(Dataset rows for apps and sites)
◇ ◇ ◇ ◇

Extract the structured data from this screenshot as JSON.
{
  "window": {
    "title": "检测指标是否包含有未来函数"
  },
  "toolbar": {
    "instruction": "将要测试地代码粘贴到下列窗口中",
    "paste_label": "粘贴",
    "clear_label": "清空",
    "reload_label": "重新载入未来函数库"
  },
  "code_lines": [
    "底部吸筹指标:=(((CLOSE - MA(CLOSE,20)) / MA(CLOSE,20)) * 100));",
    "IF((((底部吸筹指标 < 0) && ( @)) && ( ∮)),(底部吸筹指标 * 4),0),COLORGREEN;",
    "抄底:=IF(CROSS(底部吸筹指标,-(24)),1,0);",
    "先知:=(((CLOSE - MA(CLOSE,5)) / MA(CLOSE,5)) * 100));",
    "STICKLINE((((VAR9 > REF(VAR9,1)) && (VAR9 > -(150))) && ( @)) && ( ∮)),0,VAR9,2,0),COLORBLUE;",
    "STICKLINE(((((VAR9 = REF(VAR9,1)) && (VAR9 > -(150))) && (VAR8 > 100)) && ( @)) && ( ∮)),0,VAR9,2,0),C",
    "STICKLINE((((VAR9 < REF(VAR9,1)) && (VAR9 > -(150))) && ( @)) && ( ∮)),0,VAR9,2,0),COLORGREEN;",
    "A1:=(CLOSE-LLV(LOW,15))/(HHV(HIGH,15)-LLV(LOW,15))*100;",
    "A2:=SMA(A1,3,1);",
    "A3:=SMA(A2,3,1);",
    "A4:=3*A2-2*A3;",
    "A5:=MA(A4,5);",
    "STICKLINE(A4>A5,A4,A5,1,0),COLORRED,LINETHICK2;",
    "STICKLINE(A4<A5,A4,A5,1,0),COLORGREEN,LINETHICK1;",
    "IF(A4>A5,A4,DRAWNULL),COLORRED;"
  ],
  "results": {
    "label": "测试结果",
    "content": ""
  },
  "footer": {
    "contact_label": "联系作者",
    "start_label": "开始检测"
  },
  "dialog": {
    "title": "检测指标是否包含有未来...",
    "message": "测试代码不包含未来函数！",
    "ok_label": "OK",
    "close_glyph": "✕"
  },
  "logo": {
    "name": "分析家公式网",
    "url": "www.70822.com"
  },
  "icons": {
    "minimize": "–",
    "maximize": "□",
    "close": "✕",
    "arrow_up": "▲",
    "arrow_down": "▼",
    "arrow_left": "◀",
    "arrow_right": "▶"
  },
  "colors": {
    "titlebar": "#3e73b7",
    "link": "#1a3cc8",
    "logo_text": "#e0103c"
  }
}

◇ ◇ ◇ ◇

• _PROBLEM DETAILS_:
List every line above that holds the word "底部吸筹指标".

• _ANSWER TO THIS TASK_:
    "底部吸筹指标:=(((CLOSE - MA(CLOSE,20)) / MA(CLOSE,20)) * 100));",
    "IF((((底部吸筹指标 < 0) && ( @)) && ( ∮)),(底部吸筹指标 * 4),0),COLORGREEN;",
    "抄底:=IF(CROSS(底部吸筹指标,-(24)),1,0);",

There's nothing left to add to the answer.